An Ohio Court of Appeals recently decided an equitable mortgage case that stresses the importance of obtaining and maintaining records from your deals. In Wilmington Savs. Fund Soc. v. Woods, 2nd Dist. Montgomery No. 28730, 2020-Ohio-4599, the Plaintiff-lender Wilmington Savings Fund Society, FSB (“Wilmington”) sought to foreclose on property that had been owned by Joanna Woods (“Woods”), who died in 2014. Wilmington asserted that Woods had also executed a Mortgage securing the Note. However, that Mortgage was never recorded “as a result of an error made at the closing of the loan,” and “despite diligent efforts,” Wilmington could not locate even a copy of that Mortgage. As such, Wilmington asked the trial court to find that Wilmington was entitled to an equitable mortgage encumbering the property.
Woods’ heirs argued that an equitable mortgage may only be enforced between the mortgagor and mortgagee, and not against third parties such as the heirs. The trial court agreed with the heirs and granted their motion for summary judgment, reasoning that a mortgage is only effective against third parties once it has been recorded, and therefore, an unrecorded equitable mortgage cannot be enforced against a non-party to the underlying conveyance.
Ohio’s Second District Court of Appeals reversed the trial court’s decision. The Court reasoned that because the heirs to an estate essentially “stand in the shoes” of the decedent, those heirs cannot inherit a greater interest than the decedent possessed before death. Thus, the Court of Appeals held that, even though the Mortgage had not been recorded, the lack of recording did not affect the validity of the Mortgage as against the mortgagor or the mortgagor’s heirs or devisees.

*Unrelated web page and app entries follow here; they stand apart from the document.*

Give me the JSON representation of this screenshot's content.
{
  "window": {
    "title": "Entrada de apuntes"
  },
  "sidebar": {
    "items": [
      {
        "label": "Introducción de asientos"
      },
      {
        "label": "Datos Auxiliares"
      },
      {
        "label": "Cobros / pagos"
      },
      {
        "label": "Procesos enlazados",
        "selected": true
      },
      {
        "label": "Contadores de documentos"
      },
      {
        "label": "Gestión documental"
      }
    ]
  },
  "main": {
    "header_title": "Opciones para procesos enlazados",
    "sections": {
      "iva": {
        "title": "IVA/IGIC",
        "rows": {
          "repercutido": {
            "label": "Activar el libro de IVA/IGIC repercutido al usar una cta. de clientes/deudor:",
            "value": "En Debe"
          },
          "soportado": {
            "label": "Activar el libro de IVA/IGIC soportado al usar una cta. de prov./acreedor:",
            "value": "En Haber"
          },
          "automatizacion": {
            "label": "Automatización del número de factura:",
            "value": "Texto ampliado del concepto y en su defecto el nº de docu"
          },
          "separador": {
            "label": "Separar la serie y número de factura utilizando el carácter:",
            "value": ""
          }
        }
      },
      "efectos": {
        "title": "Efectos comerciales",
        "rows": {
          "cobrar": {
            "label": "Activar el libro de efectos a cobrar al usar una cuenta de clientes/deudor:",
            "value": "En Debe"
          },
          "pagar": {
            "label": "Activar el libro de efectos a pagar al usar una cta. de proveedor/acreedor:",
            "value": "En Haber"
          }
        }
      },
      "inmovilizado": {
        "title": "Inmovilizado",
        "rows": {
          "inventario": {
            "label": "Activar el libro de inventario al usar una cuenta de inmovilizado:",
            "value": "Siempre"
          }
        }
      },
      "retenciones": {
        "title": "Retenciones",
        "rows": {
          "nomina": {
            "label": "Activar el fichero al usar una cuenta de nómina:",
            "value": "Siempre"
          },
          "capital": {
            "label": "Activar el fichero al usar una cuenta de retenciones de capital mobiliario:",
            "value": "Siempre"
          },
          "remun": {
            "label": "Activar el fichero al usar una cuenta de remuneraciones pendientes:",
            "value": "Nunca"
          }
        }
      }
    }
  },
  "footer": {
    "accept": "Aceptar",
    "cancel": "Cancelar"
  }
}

The Wilmington case illustrates how important it is to retain copies of all instruments concerning a transaction. If Wilmington had a copy of the Mortgage executed by Woods, Wilmington would be virtually assured of its ability to prove the existence of an enforceable mortgage. But without even copy of that Mortgage, Wilmington still faces a steep hill to climb to achieve a total victory.